[Data about app and page elements]

--- START ---

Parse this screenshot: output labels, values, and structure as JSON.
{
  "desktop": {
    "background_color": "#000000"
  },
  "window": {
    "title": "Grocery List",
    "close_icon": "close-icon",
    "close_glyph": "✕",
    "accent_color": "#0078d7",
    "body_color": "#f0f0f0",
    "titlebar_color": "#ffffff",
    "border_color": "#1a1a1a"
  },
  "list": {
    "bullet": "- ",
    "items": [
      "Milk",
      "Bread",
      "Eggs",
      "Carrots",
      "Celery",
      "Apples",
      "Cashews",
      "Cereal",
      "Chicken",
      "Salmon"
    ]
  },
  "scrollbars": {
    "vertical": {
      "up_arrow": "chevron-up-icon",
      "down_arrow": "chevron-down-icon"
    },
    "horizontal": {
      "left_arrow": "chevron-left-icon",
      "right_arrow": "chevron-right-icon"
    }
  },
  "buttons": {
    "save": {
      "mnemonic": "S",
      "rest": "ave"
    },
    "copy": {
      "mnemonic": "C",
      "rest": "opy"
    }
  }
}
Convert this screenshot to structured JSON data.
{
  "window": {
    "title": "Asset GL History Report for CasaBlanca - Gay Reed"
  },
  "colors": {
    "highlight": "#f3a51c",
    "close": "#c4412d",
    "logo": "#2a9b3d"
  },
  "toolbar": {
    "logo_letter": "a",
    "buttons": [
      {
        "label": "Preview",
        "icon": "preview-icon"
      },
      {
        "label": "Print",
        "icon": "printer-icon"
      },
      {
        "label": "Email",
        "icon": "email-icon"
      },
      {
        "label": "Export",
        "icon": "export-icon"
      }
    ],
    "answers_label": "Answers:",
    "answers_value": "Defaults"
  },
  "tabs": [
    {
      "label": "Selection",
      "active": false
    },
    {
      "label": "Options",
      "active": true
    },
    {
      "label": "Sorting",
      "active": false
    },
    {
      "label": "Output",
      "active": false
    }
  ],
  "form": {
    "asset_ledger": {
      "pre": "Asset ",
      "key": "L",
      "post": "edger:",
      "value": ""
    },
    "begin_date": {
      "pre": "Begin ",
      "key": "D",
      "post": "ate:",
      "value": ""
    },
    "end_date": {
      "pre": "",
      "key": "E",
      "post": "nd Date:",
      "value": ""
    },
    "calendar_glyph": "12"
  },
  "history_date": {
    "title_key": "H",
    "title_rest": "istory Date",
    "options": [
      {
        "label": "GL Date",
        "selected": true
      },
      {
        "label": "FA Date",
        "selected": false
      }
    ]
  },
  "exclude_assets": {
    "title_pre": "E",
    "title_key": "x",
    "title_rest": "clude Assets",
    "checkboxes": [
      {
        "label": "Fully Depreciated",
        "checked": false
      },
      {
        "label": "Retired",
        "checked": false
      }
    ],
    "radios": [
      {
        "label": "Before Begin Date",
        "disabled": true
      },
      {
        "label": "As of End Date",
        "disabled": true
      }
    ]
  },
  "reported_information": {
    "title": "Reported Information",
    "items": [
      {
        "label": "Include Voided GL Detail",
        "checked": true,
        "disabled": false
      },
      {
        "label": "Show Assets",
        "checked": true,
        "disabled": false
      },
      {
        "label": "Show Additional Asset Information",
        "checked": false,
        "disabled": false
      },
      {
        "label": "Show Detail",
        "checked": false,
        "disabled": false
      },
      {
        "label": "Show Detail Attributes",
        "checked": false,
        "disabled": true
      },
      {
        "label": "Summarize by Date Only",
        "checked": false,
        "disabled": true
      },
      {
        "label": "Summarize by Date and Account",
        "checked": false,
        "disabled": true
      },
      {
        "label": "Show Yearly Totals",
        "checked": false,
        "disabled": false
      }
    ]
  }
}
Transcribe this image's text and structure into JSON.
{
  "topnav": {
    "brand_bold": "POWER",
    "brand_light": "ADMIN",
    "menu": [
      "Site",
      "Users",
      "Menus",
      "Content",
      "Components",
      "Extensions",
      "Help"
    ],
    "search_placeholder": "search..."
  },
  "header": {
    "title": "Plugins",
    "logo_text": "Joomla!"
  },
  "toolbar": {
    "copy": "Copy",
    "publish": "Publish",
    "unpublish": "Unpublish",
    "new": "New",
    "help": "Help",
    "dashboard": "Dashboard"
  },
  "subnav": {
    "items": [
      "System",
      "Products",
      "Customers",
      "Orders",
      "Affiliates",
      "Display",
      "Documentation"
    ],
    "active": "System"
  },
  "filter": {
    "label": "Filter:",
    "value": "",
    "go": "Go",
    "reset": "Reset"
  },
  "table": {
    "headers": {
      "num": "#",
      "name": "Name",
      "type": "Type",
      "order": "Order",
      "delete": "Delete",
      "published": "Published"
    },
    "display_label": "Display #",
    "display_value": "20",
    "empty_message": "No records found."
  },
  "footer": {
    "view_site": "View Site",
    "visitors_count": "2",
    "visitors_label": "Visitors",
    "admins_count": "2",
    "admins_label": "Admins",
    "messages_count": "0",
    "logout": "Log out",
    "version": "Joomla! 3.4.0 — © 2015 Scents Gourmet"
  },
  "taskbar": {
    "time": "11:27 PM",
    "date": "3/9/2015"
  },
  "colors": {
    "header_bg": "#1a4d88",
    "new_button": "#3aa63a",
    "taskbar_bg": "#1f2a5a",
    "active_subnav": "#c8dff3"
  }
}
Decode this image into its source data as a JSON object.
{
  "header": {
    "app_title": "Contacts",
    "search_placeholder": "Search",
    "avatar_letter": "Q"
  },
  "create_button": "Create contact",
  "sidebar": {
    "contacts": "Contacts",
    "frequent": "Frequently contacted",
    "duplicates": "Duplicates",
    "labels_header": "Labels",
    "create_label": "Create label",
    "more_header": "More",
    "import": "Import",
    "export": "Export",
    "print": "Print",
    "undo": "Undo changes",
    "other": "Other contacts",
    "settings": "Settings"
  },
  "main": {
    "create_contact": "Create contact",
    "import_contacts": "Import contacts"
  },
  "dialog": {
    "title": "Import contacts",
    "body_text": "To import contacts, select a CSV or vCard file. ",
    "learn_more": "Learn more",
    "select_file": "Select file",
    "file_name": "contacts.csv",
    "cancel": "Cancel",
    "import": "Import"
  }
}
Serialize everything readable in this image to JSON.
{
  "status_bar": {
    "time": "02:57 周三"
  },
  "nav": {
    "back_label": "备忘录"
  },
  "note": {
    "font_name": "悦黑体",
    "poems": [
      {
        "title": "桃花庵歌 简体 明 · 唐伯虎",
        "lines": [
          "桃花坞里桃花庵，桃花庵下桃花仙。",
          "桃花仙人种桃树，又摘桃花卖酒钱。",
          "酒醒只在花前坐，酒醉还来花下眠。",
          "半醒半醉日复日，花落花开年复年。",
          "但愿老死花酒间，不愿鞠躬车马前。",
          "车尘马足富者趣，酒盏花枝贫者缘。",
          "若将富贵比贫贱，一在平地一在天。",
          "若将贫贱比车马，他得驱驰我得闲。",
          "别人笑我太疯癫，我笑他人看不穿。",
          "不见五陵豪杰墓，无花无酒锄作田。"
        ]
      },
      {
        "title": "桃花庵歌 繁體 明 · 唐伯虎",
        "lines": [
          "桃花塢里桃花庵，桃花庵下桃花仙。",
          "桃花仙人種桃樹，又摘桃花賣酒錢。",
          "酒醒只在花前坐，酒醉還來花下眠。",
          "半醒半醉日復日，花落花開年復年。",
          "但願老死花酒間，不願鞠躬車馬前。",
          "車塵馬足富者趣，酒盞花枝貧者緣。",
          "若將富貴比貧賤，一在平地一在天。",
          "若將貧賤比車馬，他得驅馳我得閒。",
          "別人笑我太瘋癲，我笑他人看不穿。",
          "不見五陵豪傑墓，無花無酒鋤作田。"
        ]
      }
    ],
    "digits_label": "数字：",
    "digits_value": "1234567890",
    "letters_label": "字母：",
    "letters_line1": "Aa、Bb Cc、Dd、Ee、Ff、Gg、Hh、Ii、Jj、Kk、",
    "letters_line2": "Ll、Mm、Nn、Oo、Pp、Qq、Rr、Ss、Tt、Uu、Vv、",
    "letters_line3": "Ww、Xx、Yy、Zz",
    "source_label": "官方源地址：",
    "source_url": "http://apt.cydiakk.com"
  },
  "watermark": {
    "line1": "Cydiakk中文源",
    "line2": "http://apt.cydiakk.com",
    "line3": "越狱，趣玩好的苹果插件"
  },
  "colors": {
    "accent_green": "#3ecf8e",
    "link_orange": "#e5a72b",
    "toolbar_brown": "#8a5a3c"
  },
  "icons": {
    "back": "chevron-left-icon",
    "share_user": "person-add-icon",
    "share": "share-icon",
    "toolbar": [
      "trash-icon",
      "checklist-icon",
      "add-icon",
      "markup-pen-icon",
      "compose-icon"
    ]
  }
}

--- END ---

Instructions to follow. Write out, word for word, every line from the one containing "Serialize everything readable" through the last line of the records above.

Response box.
Serialize everything readable in this image to JSON.
{
  "status_bar": {
    "time": "02:57 周三"
  },
  "nav": {
    "back_label": "备忘录"
  },
  "note": {
    "font_name": "悦黑体",
    "poems": [
      {
        "title": "桃花庵歌 简体 明 · 唐伯虎",
        "lines": [
          "桃花坞里桃花庵，桃花庵下桃花仙。",
          "桃花仙人种桃树，又摘桃花卖酒钱。",
          "酒醒只在花前坐，酒醉还来花下眠。",
          "半醒半醉日复日，花落花开年复年。",
          "但愿老死花酒间，不愿鞠躬车马前。",
          "车尘马足富者趣，酒盏花枝贫者缘。",
          "若将富贵比贫贱，一在平地一在天。",
          "若将贫贱比车马，他得驱驰我得闲。",
          "别人笑我太疯癫，我笑他人看不穿。",
          "不见五陵豪杰墓，无花无酒锄作田。"
        ]
      },
      {
        "title": "桃花庵歌 繁體 明 · 唐伯虎",
        "lines": [
          "桃花塢里桃花庵，桃花庵下桃花仙。",
          "桃花仙人種桃樹，又摘桃花賣酒錢。",
          "酒醒只在花前坐，酒醉還來花下眠。",
          "半醒半醉日復日，花落花開年復年。",
          "但願老死花酒間，不願鞠躬車馬前。",
          "車塵馬足富者趣，酒盞花枝貧者緣。",
          "若將富貴比貧賤，一在平地一在天。",
          "若將貧賤比車馬，他得驅馳我得閒。",
          "別人笑我太瘋癲，我笑他人看不穿。",
          "不見五陵豪傑墓，無花無酒鋤作田。"
        ]
      }
    ],
    "digits_label": "数字：",
    "digits_value": "1234567890",
    "letters_label": "字母：",
    "letters_line1": "Aa、Bb Cc、Dd、Ee、Ff、Gg、Hh、Ii、Jj、Kk、",
    "letters_line2": "Ll、Mm、Nn、Oo、Pp、Qq、Rr、Ss、Tt、Uu、Vv、",
    "letters_line3": "Ww、Xx、Yy、Zz",
    "source_label": "官方源地址：",
    "source_url": "http://apt.cydiakk.com"
  },
  "watermark": {
    "line1": "Cydiakk中文源",
    "line2": "http://apt.cydiakk.com",
    "line3": "越狱，趣玩好的苹果插件"
  },
  "colors": {
    "accent_green": "#3ecf8e",
    "link_orange": "#e5a72b",
    "toolbar_brown": "#8a5a3c"
  },
  "icons": {
    "back": "chevron-left-icon",
    "share_user": "person-add-icon",
    "share": "share-icon",
    "toolbar": [
      "trash-icon",
      "checklist-icon",
      "add-icon",
      "markup-pen-icon",
      "compose-icon"
    ]
  }
}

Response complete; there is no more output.